I’ve spent the past week going through the myriad of items in the attic, and I’ve uncovered everything from precious keepsakes to dead rodents (oh, how I wish I were making that up!). It’s been a process to decide what to do with everything. Some things are obvious, but others—not so much. So, day after day, I’ve waded through long, lost items and pondered, Keep, give, or toss?

Obviously, I long to keep things that have a purpose or sentimental value. Then, there are those items that I feel someone else may be able to use. Those, I place in boxes to pass on to family, friends, or even the local thrift store. Lastly, there are those things that need to be discarded. They no longer have a life or a purpose. Keep, give, toss—my motto for the past week or so.
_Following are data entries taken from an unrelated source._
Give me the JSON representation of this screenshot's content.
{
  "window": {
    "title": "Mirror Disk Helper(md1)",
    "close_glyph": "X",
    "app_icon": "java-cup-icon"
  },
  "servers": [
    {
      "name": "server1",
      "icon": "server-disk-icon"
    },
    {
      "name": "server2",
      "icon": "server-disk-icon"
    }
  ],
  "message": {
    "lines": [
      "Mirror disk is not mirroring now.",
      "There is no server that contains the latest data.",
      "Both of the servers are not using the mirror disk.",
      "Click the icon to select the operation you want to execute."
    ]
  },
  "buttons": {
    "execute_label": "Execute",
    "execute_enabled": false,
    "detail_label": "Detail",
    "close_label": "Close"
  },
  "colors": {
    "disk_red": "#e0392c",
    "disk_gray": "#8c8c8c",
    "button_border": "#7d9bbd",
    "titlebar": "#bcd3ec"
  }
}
But as I thought on it, I realized it’s an excellent motto to repeat to myself every single day of my life. Not just when dealing with a lifetime of possessions but also when dealing with a lifetime of—well—life. Let’s face it, over time, we all become weighed down by the “stuff” we’ve picked up along our journey. Some of it is good and has helped us in our walk. But some of it we would do well to give away or toss.  
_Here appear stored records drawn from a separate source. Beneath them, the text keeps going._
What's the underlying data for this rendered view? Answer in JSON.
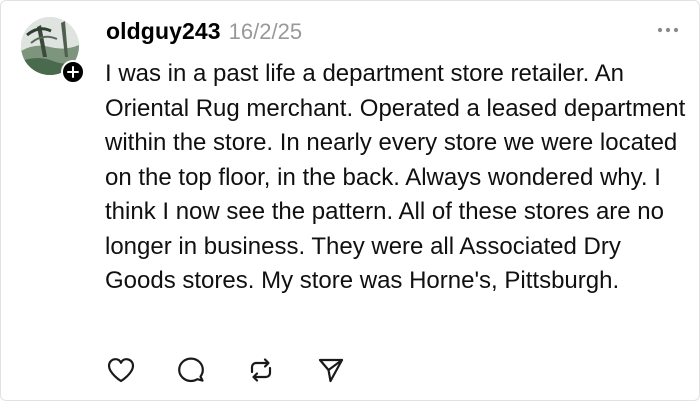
{
  "post": {
    "username": "oldguy243",
    "date": "16/2/25",
    "body": "I was in a past life a department store retailer. An Oriental Rug merchant. Operated a leased department within the store. In nearly every store we were located on the top floor, in the back. Always wondered why. I think I now see the pattern. All of these stores are no longer in business. They were all Associated Dry Goods stores. My store was Horne's, Pittsburgh."
  },
  "icons": {
    "more": "more-horizontal-icon",
    "follow": "plus-icon",
    "like": "heart-icon",
    "reply": "comment-icon",
    "repost": "repost-icon",
    "share": "send-icon"
  },
  "colors": {
    "text": "#101010",
    "muted": "#999999",
    "icon": "#1a1a1a",
    "border": "#e2e2e2"
  }
}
The good things we’ve acquired in our journey may be salvation, relationships, skills, accomplishments, health, or a good job. They serve a purpose or have great value. We treasure them, and rightly so. These are the keepers.

The junk we’ve picked up in our life often includes pain, guilt, negative thinking, bad habits, bitterness, and a critical spirit. These things drag us down and wear us out. They steal our joy and peace, trip us up every step of the way, and create a dark place in our souls. The best thing to do is to throw it out. Cast it away. Junk it! It has no place in our lives, and it’s taking up the space that could be used for something positive and productive. Get rid of it.

The last category is the trickiest because it’s not quite as cut and dry as good or bad. It’s more a matter of good or best. Some things in our lives were good for us for a time, but as seasons changed, we changed too. Now, we no longer need those things, and it’s time to pass them on to someone else. Or, the thing that suited us for a time may have become a stumbling block to us, and the best thing for us to do is to give it over to God.  

As difficult as it is to sort through the stuff from my attic, I’ve found it’s even more challenging to sort through the things in my life, but it’s also more critical.  A junky attic is a mess, but a junky soul can be a menace. My friends, it’s time to do some sorting. I urge you to examine your life today—and every day—and determine what to keep, what to give away, and what to toss. You’ll be glad you did!

Now, if you’ll excuse me, I need to get back to my boxes. Fun, fun!

To every thing there is a season, and a time to every purpose under the heaven. . .A time to get, and a time to lose; a time to keep, and a time to cast away;
— Ecclesiastes 3:1,6